We come across an indoor market and buy a few gifts. So far we have been trying to learn bits of Lao and can ask how much something is, (Taw Dae?) but having asked this in Lao, obviously we get an answer in Lao that we do not understand, so the whole process is pretty pointless. So we decide our task for the next couple of days is to learn numbers in Lao.
Later on we make our way to 'COPE' which is a governmental organization of Laos that provides prosthetics and support aids for amputees. The visitors centre is really well put together and seems really community orientated. The exhibition has lots of UXO on display as well as a replica of a Laotians home who moved her fire in her kitchen over a bomb that was underground, causing it to explode. Another part of the exhibition was video footage of a family who had recently lost their son to UXO explosions. The boy and his friends went to look for scrap metal to sell and set off a bomb. The boy was still alive when they found him, and after driving him to two hospitals both without blood or oxygen, they were forced to return home where the boy died

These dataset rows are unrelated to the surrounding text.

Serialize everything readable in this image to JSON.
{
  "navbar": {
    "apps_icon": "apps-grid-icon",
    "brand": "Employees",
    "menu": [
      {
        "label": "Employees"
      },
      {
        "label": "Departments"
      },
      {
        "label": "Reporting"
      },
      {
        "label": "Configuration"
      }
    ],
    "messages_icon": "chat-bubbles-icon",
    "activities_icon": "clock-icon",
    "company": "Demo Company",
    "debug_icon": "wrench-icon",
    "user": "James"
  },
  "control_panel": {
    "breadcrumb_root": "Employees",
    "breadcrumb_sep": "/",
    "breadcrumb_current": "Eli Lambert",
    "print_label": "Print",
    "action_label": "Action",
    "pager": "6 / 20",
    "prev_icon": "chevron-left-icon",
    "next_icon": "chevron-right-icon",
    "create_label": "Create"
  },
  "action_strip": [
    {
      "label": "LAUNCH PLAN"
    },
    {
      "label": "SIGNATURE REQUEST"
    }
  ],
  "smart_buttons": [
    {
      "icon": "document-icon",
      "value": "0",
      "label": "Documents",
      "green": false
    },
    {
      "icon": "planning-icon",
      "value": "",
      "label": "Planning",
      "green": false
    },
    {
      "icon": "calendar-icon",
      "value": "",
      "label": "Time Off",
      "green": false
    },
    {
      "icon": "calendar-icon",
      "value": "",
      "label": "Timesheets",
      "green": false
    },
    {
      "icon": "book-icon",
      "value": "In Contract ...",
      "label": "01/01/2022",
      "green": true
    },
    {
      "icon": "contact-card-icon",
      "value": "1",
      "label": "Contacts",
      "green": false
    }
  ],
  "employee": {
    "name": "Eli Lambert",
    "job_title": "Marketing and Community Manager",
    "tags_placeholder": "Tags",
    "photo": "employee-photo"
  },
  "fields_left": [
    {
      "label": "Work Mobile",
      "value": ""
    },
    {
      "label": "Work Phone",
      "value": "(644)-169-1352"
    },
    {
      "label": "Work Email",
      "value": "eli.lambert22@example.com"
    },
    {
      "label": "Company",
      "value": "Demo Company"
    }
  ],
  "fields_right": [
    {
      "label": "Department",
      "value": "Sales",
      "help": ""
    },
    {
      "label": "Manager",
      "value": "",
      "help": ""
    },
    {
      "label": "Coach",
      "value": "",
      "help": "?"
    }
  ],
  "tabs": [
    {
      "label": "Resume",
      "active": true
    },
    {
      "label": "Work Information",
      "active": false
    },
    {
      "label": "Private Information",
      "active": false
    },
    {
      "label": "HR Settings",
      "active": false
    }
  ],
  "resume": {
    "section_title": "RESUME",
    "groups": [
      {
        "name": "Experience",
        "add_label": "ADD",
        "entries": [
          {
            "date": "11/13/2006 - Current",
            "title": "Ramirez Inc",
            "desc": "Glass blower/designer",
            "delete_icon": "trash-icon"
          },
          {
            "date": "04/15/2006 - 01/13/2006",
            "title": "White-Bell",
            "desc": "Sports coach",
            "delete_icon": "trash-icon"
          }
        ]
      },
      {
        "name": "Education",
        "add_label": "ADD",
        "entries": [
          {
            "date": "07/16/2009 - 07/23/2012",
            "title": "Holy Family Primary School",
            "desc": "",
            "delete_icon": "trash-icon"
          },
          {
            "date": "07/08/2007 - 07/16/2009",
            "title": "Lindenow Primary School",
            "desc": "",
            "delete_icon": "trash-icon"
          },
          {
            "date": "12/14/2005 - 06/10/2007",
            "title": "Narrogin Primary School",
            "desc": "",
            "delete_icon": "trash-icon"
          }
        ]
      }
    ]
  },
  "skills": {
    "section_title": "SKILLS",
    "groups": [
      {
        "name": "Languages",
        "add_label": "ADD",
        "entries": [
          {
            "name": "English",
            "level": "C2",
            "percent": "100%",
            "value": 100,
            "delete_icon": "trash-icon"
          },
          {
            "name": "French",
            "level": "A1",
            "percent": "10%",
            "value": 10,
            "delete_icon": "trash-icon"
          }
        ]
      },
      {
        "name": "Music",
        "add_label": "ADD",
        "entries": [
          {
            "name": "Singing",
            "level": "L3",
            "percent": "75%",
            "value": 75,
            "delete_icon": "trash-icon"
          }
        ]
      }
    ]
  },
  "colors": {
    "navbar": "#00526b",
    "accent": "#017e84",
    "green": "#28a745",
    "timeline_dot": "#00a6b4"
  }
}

Another film also showed an amputee who, with the help of COPE, managed to design and build a mirrored box to aid 'phantom pain.' He had lost one of his forearms, and as amputee's sometimes do, felt itching or pain from where his arm should be but no longer is. The box is in two halves, one half is open and the other side is closed so that he can place his amputated arm up to the elbow inside. On the side of this box there is a mirror, so when looking down at his arms the reflection of his full arm tricks his brain into thinking he still has two. Therefore, his arm can be itched or massaged while he looks at the reflection of this image, relieving the phantom pain. (That probably made no sense but its difficult to explain.)
That evening we find ourselves at a bar on the river front called 'Tex-Mex'. There are many Lao women outside the front. They are very beautiful. Wait a minute... a bit too beautiful. Lady-boys! We are fascinated by them and watch as they sweet talk western men walking by. We sit on the balcony above and smile down at them and copy their dance moves.
A while later a young Lao guy gets on the small stage with his guitar and sings the Beatles, Oasis and other such western songs, as well as some popular Lao songs. We have a good night, the bar is full of some fascinating characters and we decide to come back the following night, while playing cards and learning numbers in Lao
We have a nice lunch at one of Vientiane's famous French patisseries before booking our bus tickets to Thakkek for the following day. Afterwards we head back to 'Boh Pen Yang' and look at the street below. The difference is huge, we can now see the pavement! And the clear up job is happening slowly (oh so slowly) but surely.
We do dinner Lao style at a family run restaurant around the corner. We eat more morning glory (basically Asian spinach) and fish soup with sticky rice, the food is great. Our waiter, the son of the family, is so very gay and funny to watch in his bright pink top, mincing around and taking the piss out of westerners when they come in and bow with their hands in prayer.
Then back to Tex-Mex for more lady boys and music. We take our usual place at the balcony upstairs over looking the action out the front. A heavily tattooed westerner (french maybe?) rolls up with his Lao girlfriend. He speaks fluent Lao and looks like he has been there fore many years. Cheeky kids begging for money are shouted at by the lady-boys and a disabled man pulls himself out of his wooden chair that is powered by a wooden handle, to crawl around on the floor as more and more ladies turn up on motorbikes, scope out the talent and then move on only to return shortly